Another top director emails in about the new Obama ad — “Firms” — and points to another recent Obama ad that jumped out to him as having higher-than-usual production values. He wonders if Team Obama has recruited some ringers from Hollywood to up the game on the quality of ads to compensate for being outspent by Team Romney on quantity:
Building on what was said by other directors in your posts about the Romney singing ad’s production values, I’d point you to the previous “He’s the problem” ad to show that a trend is developing here:
This one didn’t receive as much attention, since the concept and script are still formulaic political ad stuff, but the execution was clearly on another level, and I think we’re going to see a lot more ads like this.
In the body of this spot, it’s all the standard cliched elements … stock shots of empty factories and offices, a newspaper front page, some boring SEC documents, and a photo of Romney. But, Obama’s guys have the skill through their use of color, depth, and motion to take those stale elements and make them something fresh. To me, it actually looks more like the title sequence of a network TV crime show than your standard flat, boring political ad. On a low budget with probably a day to put everything together, this level of detail and sophistication takes serious talent.
Comparing the expertise in these latest couple ads to everything else the campaign has put out, I’ll bet some ringers showed up in Chicago recently.
If so, it would be a very smart reaction by the campaign to the realization that they’ll be massively outspent. If you can’t buy as much ad time as your opponents, you have to make each ad you do run that much better. Even if it means paying twice as much for an A-list editor’s hourly rate, that’s peanuts compared to the millions you’re spending on each media buy.

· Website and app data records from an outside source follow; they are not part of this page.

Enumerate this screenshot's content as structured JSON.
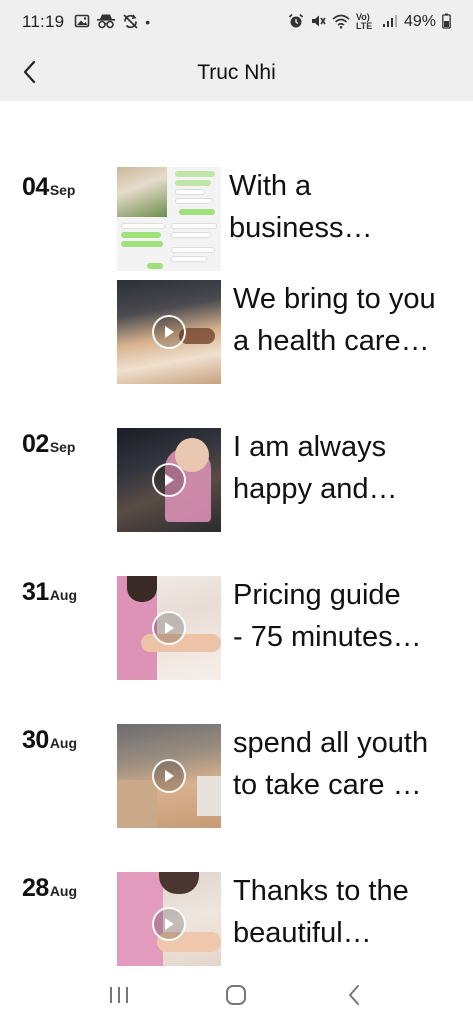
{
  "status_bar": {
    "time": "11:19",
    "dot": "•",
    "battery_percent": "49%",
    "network_label": "Vo) LTE",
    "left_icons": [
      "image-icon",
      "incognito-icon",
      "sync-off-icon"
    ],
    "right_icons": [
      "alarm-icon",
      "mute-icon",
      "wifi-icon",
      "signal-icon",
      "battery-icon"
    ]
  },
  "header": {
    "title": "Truc Nhi",
    "back_icon": "chevron-left-icon"
  },
  "timeline": [
    {
      "day": "04",
      "month": "Sep",
      "posts": [
        {
          "caption": "With a\nbusiness…",
          "thumb": "chat-collage",
          "video": false
        },
        {
          "caption": "We bring to you\na health care…",
          "thumb": "massage-bed",
          "video": true
        }
      ]
    },
    {
      "day": "02",
      "month": "Sep",
      "posts": [
        {
          "caption": "I am always\nhappy and…",
          "thumb": "therapist-dark-room",
          "video": true
        }
      ]
    },
    {
      "day": "31",
      "month": "Aug",
      "posts": [
        {
          "caption": "Pricing guide\n- 75 minutes…",
          "thumb": "leg-massage",
          "video": true
        }
      ]
    },
    {
      "day": "30",
      "month": "Aug",
      "posts": [
        {
          "caption": "spend all youth\nto take care …",
          "thumb": "hot-stone-back",
          "video": true
        }
      ]
    },
    {
      "day": "28",
      "month": "Aug",
      "posts": [
        {
          "caption": "Thanks to the\nbeautiful…",
          "thumb": "pink-uniform-massage",
          "video": true
        }
      ]
    }
  ],
  "nav_bar": {
    "buttons": [
      "recent-apps-icon",
      "home-icon",
      "back-icon"
    ]
  },
  "colors": {
    "header_bg": "#efefef",
    "page_bg": "#ffffff",
    "text": "#111111"
  }
}
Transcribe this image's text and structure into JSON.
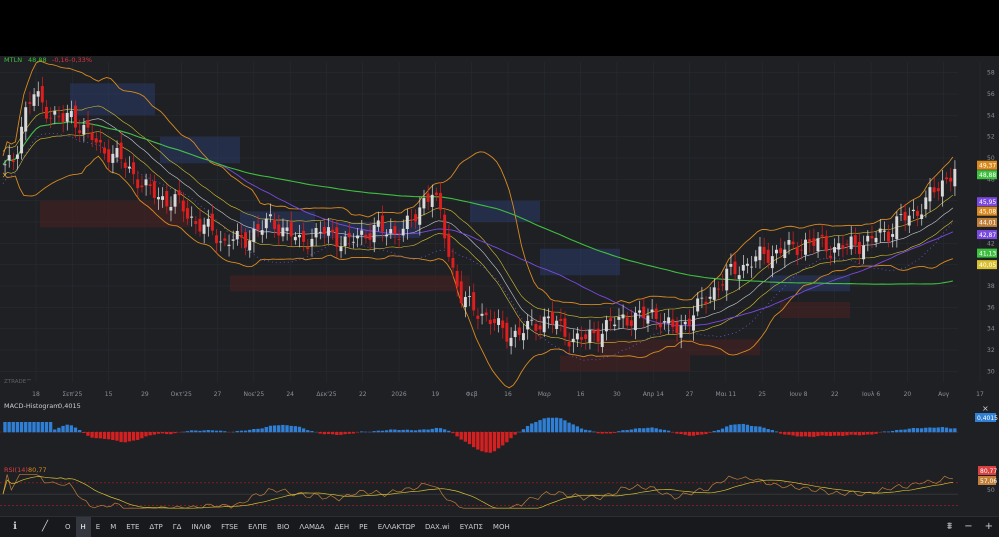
{
  "ticker": {
    "symbol": "MTLN",
    "price": "48,88",
    "change": "-0,16",
    "change_pct": "-0,33%"
  },
  "watermark": "ZTRADE™",
  "colors": {
    "bg": "#1e2024",
    "grid": "#2a2d32",
    "up": "#d9d9d9",
    "down": "#e01e1e",
    "green_ma": "#3fbf3f",
    "orange": "#d98a1f",
    "purple": "#7a4ae0",
    "yellow": "#d8c030",
    "macd_pos": "#2f7fd4",
    "macd_neg": "#d42020",
    "rsi": "#c0803a"
  },
  "chart_data": [
    {
      "type": "candlestick",
      "ylim": [
        29,
        59
      ],
      "yticks": [
        "58",
        "56",
        "54",
        "52",
        "50",
        "48",
        "46",
        "44",
        "42",
        "40",
        "38",
        "36",
        "34",
        "32",
        "30"
      ],
      "x_labels": [
        "18",
        "Σεπ'25",
        "15",
        "29",
        "Οκτ'25",
        "27",
        "Νοε'25",
        "24",
        "Δεκ'25",
        "22",
        "2026",
        "19",
        "Φεβ",
        "16",
        "Μαρ",
        "16",
        "30",
        "Απρ 14",
        "27",
        "Μαι 11",
        "25",
        "Ιουν 8",
        "22",
        "Ιουλ 6",
        "20",
        "Αυγ",
        "17"
      ],
      "close_path": [
        49,
        50,
        54,
        56,
        55,
        54,
        53.5,
        54,
        53,
        52,
        51,
        50.5,
        50,
        49,
        48,
        47,
        46.5,
        46,
        46,
        45,
        44,
        43.5,
        43,
        42,
        42.5,
        42,
        43,
        43.5,
        44,
        43.5,
        43,
        42,
        42.5,
        43,
        43,
        42.5,
        42,
        42.5,
        43,
        43.5,
        43,
        43,
        43.5,
        44,
        46,
        47,
        44,
        40,
        37,
        36,
        35.5,
        35,
        34,
        33.5,
        33.5,
        34,
        34.5,
        35,
        34.5,
        33.5,
        33,
        33,
        33.5,
        34,
        34.5,
        35,
        35,
        35,
        35.5,
        35,
        34,
        34,
        35,
        36,
        37,
        38,
        39,
        39.5,
        40,
        40.5,
        41,
        41,
        41.5,
        41.5,
        42,
        42,
        42,
        41.5,
        41.5,
        42,
        42,
        42,
        43,
        43,
        44,
        44.5,
        45,
        46,
        47,
        48,
        49
      ],
      "price_tags": [
        {
          "label": "49,37",
          "value": 49.37,
          "color": "#d98a1f"
        },
        {
          "label": "48,88",
          "value": 48.88,
          "color": "#3fbf3f"
        },
        {
          "label": "45,95",
          "value": 45.95,
          "color": "#7a4ae0"
        },
        {
          "label": "45,08",
          "value": 45.08,
          "color": "#d98a1f"
        },
        {
          "label": "44,01",
          "value": 44.01,
          "color": "#c0803a"
        },
        {
          "label": "42,87",
          "value": 42.87,
          "color": "#7a4ae0"
        },
        {
          "label": "41,13",
          "value": 41.13,
          "color": "#3fbf3f"
        },
        {
          "label": "40,05",
          "value": 40.05,
          "color": "#d8c030"
        }
      ]
    },
    {
      "type": "bar",
      "title": "MACD-Histogram",
      "last_value": "0,4015"
    },
    {
      "type": "line",
      "title": "RSI(14)",
      "last_value": "80,77",
      "second_value": "57,06",
      "yticks": [
        "70",
        "50"
      ]
    }
  ],
  "toolbar": {
    "items": [
      "Ο",
      "Η",
      "Ε",
      "Μ",
      "ΕΤΕ",
      "ΔΤΡ",
      "ΓΔ",
      "ΙΝΛΙΦ",
      "FTSE",
      "ΕΛΠΕ",
      "ΒΙΟ",
      "ΛΑΜΔΑ",
      "ΔΕΗ",
      "ΡΕ",
      "ΕΛΛΑΚΤΩΡ",
      "DAX.wi",
      "ΕΥΑΠΣ",
      "ΜΟΗ"
    ],
    "active": "Η"
  }
}
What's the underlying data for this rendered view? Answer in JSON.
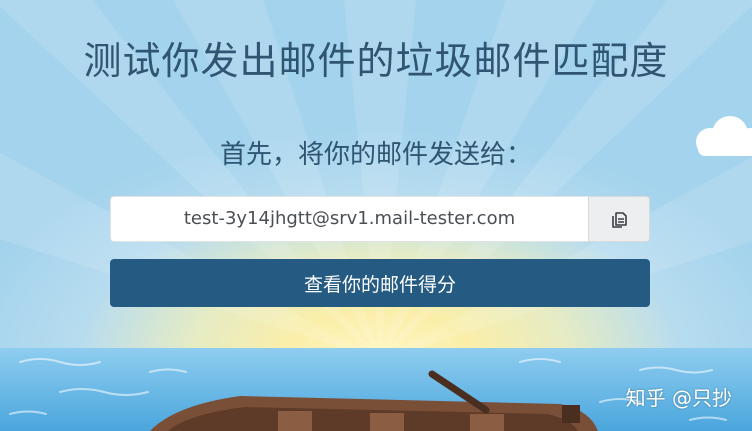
{
  "header": {
    "title": "测试你发出邮件的垃圾邮件匹配度"
  },
  "prompt": {
    "text": "首先，将你的邮件发送给："
  },
  "address": {
    "value": "test-3y14jhgtt@srv1.mail-tester.com",
    "copy_icon": "copy-icon"
  },
  "actions": {
    "check_label": "查看你的邮件得分"
  },
  "watermark": {
    "text": "知乎 @只抄"
  },
  "colors": {
    "title": "#2f5572",
    "button": "#255b82",
    "sky": "#a9d8ee",
    "sea": "#62b3e3",
    "boat": "#7a4f38"
  }
}
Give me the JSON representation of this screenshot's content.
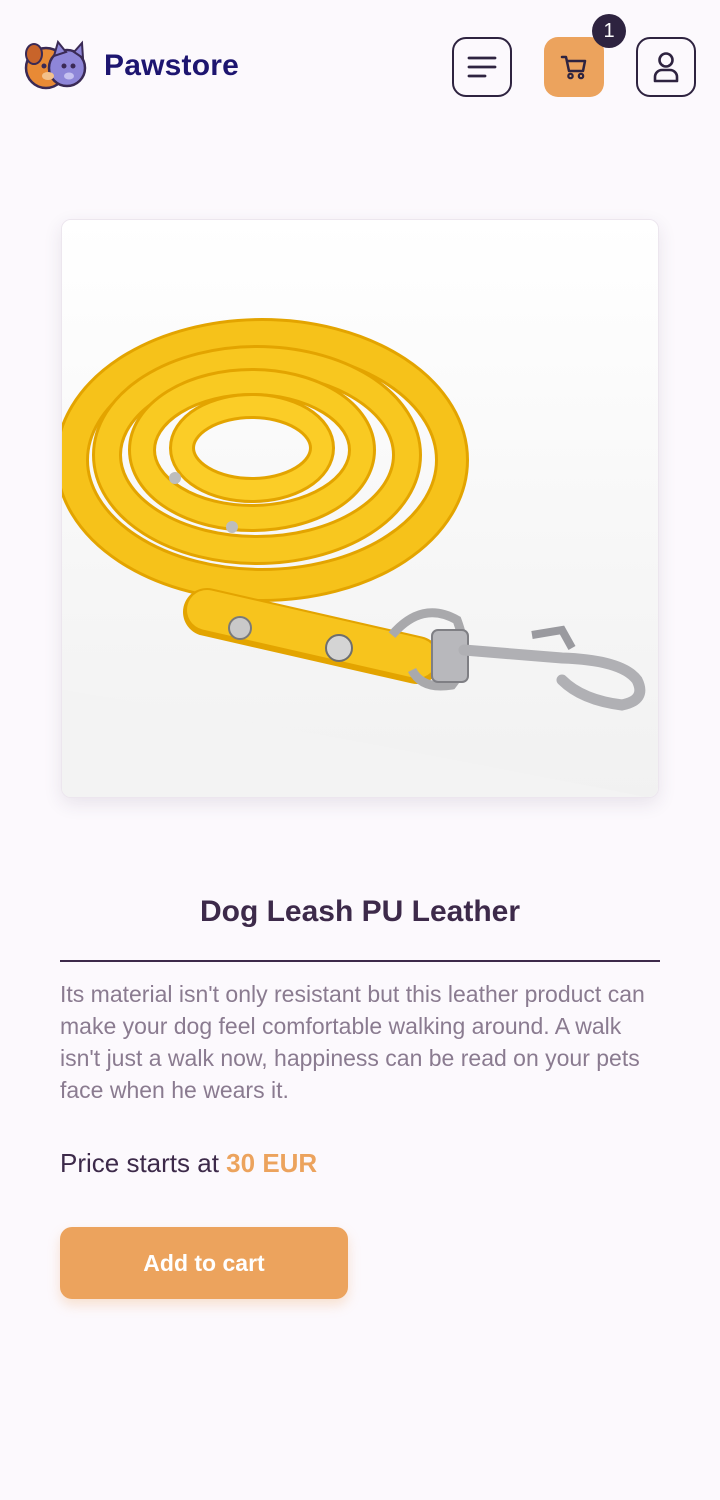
{
  "header": {
    "brand": "Pawstore",
    "cart_count": "1"
  },
  "icons": {
    "logo": "pet-logo-icon",
    "menu": "menu-icon",
    "cart": "cart-icon",
    "user": "user-icon"
  },
  "colors": {
    "brand": "#1d1570",
    "accent": "#eca35d",
    "dark": "#3d2a4a",
    "muted": "#8a7b90"
  },
  "product": {
    "title": "Dog Leash PU Leather",
    "description": "Its material isn't only resistant but this leather product can make your dog feel comfortable walking around. A walk isn't just a walk now, happiness can be read on your pets face when he wears it.",
    "price_prefix": "Price starts at",
    "price": "30 EUR",
    "add_to_cart": "Add to cart"
  }
}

The Obama campaign also has a massive advantage over Republicans when it comes to recruiting this kind of talent, since the Republican Party is not exactly a welcoming environment to artists and creative types. Hollywood is liberal, and filled with talent that would jump at the chance to take a break from the studio back-lot and spend a few months on Axelrod’s A-Team for the thrill of seeing their work impact national politics. It’s actually surprising to me that this hasn’t emerged as a noticeable issue in the past.
-signed (a professional filmmaker who’s kind of envious of the guys on that secret Axelrod A-Team right now)
We have a reporter working on getting the backstory to the “Firms” ad, including who deserves the technical credits, and hope to have some answers later today.
Late Update: The Obama camp tells us that, no, no ringers were involved in the production of these ads. Same crew the camp has used all along.
David Kurtz is Managing Editor and Washington Bureau Chief of Talking Points Memo where he oversees the news operations of TPM and its sister sites.